__Data for the task__.
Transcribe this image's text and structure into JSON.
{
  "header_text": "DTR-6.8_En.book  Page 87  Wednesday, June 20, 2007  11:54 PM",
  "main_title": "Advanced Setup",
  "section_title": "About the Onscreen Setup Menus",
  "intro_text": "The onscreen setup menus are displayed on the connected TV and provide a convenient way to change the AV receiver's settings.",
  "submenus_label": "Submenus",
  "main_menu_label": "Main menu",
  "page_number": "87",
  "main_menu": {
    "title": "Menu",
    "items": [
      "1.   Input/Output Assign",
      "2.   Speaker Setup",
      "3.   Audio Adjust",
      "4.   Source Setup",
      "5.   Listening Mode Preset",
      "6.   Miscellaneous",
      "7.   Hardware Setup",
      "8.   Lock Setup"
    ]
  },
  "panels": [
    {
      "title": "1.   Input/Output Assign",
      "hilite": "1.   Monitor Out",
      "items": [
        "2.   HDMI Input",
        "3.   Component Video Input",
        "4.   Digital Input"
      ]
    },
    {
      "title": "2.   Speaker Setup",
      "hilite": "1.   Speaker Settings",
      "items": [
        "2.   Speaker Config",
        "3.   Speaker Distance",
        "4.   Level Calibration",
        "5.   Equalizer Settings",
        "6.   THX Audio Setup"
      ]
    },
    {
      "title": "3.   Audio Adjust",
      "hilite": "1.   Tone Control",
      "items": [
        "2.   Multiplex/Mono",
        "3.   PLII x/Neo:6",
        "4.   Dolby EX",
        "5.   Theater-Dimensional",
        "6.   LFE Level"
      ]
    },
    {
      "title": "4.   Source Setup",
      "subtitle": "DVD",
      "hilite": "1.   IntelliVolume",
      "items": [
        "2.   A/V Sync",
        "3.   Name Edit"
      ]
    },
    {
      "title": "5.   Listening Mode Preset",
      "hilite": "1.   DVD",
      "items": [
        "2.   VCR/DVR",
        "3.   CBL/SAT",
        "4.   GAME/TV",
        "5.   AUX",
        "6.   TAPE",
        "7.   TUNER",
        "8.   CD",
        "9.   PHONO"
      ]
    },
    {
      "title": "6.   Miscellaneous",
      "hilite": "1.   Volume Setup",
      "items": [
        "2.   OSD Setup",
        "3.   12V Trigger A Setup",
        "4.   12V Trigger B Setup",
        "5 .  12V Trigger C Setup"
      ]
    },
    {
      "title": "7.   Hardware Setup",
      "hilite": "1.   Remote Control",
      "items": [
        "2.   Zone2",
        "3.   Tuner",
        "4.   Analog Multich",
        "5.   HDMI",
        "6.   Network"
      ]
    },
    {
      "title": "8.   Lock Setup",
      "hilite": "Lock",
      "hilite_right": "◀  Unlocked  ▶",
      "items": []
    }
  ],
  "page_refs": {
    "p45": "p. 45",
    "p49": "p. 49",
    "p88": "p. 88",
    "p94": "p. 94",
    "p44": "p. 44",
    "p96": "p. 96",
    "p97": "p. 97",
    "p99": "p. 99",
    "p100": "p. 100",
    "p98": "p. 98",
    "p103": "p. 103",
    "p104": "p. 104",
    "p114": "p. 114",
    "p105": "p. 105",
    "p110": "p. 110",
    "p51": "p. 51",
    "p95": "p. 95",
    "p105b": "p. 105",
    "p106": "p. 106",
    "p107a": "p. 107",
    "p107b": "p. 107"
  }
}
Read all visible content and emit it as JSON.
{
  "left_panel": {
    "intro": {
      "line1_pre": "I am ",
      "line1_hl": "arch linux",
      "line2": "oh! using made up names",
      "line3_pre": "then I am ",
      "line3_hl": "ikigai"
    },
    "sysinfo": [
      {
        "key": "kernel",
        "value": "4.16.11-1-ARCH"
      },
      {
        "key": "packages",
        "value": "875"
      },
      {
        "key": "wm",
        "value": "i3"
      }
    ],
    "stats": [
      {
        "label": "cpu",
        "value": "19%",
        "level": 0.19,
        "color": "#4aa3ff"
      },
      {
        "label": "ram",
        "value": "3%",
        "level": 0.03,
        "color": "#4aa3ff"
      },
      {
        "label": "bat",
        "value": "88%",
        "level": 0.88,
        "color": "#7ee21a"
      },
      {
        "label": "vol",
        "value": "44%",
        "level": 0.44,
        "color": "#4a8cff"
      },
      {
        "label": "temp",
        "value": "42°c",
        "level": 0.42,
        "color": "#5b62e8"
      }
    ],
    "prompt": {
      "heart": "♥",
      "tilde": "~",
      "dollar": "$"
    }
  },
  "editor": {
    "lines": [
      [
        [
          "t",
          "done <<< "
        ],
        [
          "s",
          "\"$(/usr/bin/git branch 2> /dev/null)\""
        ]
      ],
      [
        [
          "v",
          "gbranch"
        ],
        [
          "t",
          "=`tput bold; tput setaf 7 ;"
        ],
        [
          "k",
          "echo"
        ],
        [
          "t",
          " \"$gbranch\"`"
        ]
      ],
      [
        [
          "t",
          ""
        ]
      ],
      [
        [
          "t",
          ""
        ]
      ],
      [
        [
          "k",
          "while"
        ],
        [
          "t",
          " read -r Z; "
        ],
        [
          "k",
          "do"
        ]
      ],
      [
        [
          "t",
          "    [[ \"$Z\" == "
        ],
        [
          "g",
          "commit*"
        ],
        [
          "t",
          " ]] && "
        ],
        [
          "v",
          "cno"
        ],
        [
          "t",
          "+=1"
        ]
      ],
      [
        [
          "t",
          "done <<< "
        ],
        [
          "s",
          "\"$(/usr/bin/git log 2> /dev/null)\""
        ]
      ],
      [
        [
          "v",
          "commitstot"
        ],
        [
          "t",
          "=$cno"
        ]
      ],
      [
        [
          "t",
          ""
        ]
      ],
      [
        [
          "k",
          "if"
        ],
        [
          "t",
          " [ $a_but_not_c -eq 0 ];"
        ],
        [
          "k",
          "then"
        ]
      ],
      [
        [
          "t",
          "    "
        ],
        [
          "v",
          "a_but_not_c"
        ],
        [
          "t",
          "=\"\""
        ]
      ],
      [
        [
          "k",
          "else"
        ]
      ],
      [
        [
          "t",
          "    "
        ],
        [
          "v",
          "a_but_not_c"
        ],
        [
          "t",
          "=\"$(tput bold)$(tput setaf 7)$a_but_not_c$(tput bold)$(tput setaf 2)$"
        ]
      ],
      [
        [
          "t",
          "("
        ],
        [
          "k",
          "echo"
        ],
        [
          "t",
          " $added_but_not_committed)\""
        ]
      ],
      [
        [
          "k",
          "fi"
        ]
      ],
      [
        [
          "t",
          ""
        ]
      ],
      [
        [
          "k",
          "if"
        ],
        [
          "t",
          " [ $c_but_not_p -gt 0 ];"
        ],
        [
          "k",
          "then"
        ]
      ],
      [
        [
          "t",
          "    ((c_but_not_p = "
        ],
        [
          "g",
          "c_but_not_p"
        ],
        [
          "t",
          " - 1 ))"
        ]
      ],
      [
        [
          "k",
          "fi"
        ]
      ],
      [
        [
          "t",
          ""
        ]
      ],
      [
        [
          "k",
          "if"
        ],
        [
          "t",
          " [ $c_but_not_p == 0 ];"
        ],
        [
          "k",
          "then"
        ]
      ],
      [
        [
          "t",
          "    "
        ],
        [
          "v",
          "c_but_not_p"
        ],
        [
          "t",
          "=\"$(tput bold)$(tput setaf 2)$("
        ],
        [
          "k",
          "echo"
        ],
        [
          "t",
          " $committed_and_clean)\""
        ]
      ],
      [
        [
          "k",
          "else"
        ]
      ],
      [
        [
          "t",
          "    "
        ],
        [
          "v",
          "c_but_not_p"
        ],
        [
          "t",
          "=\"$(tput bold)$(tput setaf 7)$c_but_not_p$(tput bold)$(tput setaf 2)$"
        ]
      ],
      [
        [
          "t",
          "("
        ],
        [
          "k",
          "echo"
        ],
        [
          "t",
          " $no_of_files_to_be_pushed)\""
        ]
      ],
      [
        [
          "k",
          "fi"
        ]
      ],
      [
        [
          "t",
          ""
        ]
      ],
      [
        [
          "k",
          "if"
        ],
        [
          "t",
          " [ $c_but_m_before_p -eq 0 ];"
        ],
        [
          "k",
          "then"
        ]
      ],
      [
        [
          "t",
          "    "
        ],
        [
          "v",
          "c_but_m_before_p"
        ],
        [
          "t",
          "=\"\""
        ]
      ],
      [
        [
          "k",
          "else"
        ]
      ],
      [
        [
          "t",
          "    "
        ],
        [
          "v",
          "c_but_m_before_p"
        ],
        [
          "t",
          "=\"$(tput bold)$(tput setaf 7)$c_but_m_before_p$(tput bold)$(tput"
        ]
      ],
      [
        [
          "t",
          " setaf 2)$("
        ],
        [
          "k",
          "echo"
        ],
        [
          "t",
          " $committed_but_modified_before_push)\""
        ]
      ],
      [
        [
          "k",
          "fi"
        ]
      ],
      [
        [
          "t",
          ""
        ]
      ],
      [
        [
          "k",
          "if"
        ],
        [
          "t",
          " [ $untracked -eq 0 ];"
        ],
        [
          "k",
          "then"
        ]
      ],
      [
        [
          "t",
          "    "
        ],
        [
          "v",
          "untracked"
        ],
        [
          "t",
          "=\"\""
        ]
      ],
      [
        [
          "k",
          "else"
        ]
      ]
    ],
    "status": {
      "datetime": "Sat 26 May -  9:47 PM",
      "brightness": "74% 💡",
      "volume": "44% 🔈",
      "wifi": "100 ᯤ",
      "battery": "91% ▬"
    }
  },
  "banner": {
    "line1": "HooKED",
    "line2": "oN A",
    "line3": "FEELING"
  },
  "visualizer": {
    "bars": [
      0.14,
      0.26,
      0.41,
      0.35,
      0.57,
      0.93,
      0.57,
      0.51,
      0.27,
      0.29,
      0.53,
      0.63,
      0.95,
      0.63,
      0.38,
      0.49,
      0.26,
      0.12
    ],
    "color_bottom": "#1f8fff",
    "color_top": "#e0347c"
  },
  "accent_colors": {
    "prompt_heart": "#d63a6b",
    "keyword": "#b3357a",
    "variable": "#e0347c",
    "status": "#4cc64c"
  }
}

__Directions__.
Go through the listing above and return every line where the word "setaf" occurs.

__Expected answer__.
          "=`tput bold; tput setaf 7 ;"
          "=\"$(tput bold)$(tput setaf 7)$a_but_not_c$(tput bold)$(tput setaf 2)$"
          "=\"$(tput bold)$(tput setaf 2)$("
          "=\"$(tput bold)$(tput setaf 7)$c_but_not_p$(tput bold)$(tput setaf 2)$"
          "=\"$(tput bold)$(tput setaf 7)$c_but_m_before_p$(tput bold)$(tput"
          " setaf 2)$("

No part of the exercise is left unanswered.